Planning your menu of meals and food intake in advance can make hitting your macros a lot easier. At Stronger U, we’ve also found that people who plan tend to have the greatest success in achieving and maintaining their goals.
There are many different approaches to planning, for some people, this may mean planning exactly what you’ll eat at each meal and snack and tracking your macros in advance by inputting them into an app beforehand, such as the Stronger U App. For others, it might mean making a list of foods to purchase, prep, and have available at home to make it easier and quicker to throw together meals and snacks and then tracking as you go. Both options can help take the guesswork and stress of deciding what to eat next.
It’s not all quantity over quality here. While, yes, technically, you can eat any foods that fit within your macros and experience weight loss, it doesn’t necessarily mean that it’s the best option to help you feel your best or support your overall health. Tracking macronutrients sheds light on what you’re eating daily and provides the insight that informs where you may need to make changes to achieve your personal body composition or performance goals.
Your Frequently Asked Questions, Answered:
Does counting macros work for weight loss?
Macronutrient tracking can be an effective and sustainable way to lose weight because it’s a flexible approach that doesn’t require omitting or restricting certain foods and allows freedom for some favorites that would otherwise not be considered in other diets.
What macros should you track for weight loss?
You should track all three: protein, carbohydrates and fat for weight loss.
Should I track macros or just calories?
Tracking macros versus just calories ensures you’re getting an adequate amount of the essential macronutrients each day for energy, satiety, digestion, nutrient absorption and more. When counting calories only, your calories could come from just about anywhere and may lack balance for sustenance, health, and results.
Why am I not losing weight while counting macros?

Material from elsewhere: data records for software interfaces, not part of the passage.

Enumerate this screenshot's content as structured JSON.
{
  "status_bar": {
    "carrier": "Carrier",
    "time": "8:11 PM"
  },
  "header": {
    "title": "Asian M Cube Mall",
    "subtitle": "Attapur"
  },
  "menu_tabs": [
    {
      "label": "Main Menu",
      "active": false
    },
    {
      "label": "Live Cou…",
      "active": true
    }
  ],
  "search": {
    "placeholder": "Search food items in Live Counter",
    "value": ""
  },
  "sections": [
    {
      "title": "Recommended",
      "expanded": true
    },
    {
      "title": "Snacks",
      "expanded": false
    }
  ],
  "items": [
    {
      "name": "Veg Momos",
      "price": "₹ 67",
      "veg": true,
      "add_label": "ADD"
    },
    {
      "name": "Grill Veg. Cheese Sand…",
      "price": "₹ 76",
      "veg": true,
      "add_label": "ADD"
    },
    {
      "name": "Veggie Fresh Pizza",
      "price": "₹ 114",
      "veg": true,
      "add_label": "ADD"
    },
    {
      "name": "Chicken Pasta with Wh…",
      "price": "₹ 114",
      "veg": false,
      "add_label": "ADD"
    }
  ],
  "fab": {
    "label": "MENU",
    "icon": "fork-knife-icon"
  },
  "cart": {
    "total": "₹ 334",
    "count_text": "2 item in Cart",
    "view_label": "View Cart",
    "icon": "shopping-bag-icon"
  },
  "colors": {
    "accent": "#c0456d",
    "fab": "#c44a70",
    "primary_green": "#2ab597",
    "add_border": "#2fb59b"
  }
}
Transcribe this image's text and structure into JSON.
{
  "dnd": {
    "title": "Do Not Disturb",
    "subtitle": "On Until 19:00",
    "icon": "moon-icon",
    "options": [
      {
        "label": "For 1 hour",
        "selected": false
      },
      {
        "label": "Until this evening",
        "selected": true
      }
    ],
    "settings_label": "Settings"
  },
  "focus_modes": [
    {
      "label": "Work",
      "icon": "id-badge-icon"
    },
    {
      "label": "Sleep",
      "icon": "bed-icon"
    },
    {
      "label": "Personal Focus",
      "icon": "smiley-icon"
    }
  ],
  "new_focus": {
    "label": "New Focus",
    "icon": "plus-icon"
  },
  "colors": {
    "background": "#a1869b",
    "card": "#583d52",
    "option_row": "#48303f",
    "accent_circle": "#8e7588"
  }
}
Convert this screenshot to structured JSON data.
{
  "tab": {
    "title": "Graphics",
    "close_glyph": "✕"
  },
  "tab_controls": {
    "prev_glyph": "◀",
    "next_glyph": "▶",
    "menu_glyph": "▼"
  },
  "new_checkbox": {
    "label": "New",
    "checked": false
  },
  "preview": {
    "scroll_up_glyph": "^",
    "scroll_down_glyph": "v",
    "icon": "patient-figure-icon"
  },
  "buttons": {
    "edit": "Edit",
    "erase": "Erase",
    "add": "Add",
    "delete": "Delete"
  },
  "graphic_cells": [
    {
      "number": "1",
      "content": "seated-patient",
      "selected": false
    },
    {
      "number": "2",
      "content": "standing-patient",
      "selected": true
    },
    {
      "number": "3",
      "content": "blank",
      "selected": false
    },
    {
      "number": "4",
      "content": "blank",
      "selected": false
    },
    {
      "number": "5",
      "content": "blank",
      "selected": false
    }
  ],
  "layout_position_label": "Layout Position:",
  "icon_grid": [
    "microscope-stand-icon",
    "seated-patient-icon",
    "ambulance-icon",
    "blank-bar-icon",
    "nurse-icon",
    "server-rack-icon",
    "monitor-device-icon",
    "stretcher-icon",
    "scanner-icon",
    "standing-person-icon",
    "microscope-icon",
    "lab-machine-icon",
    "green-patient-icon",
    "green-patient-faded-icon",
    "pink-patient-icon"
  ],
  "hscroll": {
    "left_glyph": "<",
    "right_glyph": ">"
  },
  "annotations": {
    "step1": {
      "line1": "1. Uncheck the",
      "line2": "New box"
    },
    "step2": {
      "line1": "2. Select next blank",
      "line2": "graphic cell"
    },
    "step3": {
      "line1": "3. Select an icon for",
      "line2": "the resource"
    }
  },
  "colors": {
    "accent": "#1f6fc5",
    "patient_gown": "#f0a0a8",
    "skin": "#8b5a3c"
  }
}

There could be various factors that impact how much weight you lose while tracking macros. Often, estimating or guessing instead of being as accurate as possible can account for excess calories we’re unaware of consuming. This also applies to the bites and sips that we don’t account for. Lastly, activity needs may need to increase to help support weight loss efforts. Workouts, steps, and movement throughout the day goes a long way in our results. A Stronger U Coach looks at your overall daily picture, including macronutrients, movement, hydration, sleep, stress, etc. and offers support and guidance on what adjustments to make while monitoring your progress.
Want to learn more about macronutrients for weight loss, boost your nutrition IQ and get support from an experienced registered dietitian or certified nutrition coach? Join Stronger U now.